Moreover, a number of crises in the 1990s and early 2000s (1994, 1998, 1999, 2000, and 2001, 5 crises within 7 years!) have thought everyone that the populist economic policies of the 1990s combined with political oppression (i.e. so called “28 February Process”) was a dead lock. It was not the way to go; enough was enough. The show was over, the sea was behind, the ship hit the rocks. The country has to change its route.
Last, but not the least, Mr. Erdogan’s charismatic leadership also contributed a lot in the fast recovery and dramatic social change process Turkey has been going through. He showed a leadership profile of young, energetic, charismatic, reformist, dynamic, and determinant. Under Erdogan leadership the whole mindset of the government has changed: the “ancient regime” based on autarchy, collectivism, closed borders, nationalism, protectionism and political oppression has passed away; a new regime emerged based on open borders, integration with the world, free trade, privatization, rule of law and free market economy. Turkey has been emerging as a Muslim country with a democratic, pluralist, secular political establishment. Islam, democracy and free market economy is harmonized and synthesized now in Turkey successfully.
The ancient regime based on military-bureaucratic guardianship claimed that Turkey was “surrounded by seas from 3 sides, but enemies from 4 sides” i.e. everyone was our enemy; that “there is no friend to a Turk except another Turk”; that the whole world was against us; that there are not only “external enemies” but “internal enemies” too. Now in the new regime, we believe that these prepositions are nothing but a bunch of baseless, junk slogans used as instruments of ideological indoctrination. We now believe that we can be friends with all our neighbors; that there is no “internal enemy” but there could only be “criminal citizen”; that there are a lot of non-Turkish friends of Turkey around the world. For the first time in our Republican history, those military officers and bureaucrats who paved in the past the ways to military interventions are giving account before the Court. Citizens are now comfortably express themselves and their demands from the government; they are released from the ideological, legal and political chains they have been tied with for decades. And, again, for the first time in our Republican history, the Kurdish and the resulting terror problem is on the way to be solved through peaceful means. When the government respects the beliefs, customs, dress codes and life styles of the people, when the citizens start to breathe comfortably, that is, when they are free, then the ground is ready for recovery, growth, and development.

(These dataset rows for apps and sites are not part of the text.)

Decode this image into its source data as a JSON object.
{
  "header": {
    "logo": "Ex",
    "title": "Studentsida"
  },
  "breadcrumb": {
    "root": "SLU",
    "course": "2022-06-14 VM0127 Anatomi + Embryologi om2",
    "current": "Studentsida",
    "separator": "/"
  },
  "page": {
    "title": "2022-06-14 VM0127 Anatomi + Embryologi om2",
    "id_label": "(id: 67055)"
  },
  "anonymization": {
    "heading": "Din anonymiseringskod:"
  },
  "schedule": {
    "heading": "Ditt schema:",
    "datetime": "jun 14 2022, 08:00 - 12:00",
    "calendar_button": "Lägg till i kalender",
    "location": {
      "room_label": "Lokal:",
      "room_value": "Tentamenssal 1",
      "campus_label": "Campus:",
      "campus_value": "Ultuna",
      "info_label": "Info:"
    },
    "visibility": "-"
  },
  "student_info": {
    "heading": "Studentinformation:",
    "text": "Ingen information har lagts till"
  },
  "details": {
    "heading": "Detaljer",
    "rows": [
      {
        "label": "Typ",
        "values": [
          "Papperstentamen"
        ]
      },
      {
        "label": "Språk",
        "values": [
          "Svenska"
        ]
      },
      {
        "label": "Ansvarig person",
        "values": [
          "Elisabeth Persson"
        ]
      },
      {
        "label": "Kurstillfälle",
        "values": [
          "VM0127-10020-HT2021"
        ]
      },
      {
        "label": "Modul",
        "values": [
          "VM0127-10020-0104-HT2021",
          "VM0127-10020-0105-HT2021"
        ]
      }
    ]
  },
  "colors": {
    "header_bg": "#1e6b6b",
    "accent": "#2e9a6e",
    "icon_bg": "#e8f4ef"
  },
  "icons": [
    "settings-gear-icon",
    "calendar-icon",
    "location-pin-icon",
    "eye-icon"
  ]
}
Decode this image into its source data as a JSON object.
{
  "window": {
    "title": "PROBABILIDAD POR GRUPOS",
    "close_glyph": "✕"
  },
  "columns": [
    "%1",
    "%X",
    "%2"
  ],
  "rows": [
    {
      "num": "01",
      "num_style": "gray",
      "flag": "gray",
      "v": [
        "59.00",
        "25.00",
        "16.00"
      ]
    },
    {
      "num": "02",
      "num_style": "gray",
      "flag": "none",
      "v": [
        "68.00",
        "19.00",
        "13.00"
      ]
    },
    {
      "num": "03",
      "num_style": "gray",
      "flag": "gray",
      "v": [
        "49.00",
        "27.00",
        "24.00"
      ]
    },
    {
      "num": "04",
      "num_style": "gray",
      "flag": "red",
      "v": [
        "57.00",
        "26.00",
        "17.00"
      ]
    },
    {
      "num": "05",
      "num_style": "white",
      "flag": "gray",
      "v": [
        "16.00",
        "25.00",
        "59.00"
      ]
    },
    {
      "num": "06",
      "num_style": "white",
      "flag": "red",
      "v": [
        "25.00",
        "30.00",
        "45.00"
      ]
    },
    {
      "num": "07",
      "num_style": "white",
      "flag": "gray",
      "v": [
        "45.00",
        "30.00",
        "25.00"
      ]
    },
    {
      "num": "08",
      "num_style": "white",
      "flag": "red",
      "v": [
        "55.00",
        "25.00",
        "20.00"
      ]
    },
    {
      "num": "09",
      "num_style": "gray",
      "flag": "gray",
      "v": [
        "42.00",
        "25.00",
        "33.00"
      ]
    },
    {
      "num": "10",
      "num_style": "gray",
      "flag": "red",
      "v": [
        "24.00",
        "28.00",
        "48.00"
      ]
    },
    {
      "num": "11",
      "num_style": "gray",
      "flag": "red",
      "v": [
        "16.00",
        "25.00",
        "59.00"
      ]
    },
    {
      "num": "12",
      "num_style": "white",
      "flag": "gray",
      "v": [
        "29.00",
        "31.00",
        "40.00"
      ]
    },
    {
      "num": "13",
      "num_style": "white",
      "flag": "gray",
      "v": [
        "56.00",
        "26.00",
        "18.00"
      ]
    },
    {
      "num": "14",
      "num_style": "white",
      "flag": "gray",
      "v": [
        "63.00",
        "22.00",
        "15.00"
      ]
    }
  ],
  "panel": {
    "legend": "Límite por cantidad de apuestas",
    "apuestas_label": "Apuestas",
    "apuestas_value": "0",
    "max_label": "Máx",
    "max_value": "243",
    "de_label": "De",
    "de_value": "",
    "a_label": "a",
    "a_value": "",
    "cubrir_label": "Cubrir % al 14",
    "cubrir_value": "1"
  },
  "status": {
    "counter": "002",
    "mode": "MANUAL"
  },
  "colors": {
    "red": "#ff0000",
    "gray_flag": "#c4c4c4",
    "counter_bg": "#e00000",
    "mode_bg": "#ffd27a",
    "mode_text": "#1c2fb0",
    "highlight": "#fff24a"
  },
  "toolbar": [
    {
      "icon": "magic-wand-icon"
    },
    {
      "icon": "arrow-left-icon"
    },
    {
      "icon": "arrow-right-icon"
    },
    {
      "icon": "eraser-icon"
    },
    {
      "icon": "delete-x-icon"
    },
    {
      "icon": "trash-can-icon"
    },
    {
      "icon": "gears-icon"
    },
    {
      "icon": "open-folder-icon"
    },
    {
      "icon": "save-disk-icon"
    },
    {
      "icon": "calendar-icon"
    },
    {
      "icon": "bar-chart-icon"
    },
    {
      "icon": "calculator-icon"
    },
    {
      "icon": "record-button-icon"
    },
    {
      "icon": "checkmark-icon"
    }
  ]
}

So, if you ask for 3 key concepts for the Turkish success story, I would say, “economic freedom, political freedom, and free market economy.” They are good, and I advise everyone to take them. Don’t get me wrong: I am not arguing that Turkey is paradise. There are a lot more to do on the way to strengthen the rule of law, limited government, pluralist democracy and free society. But clearly we are on the right track and we will try harder to proceed further.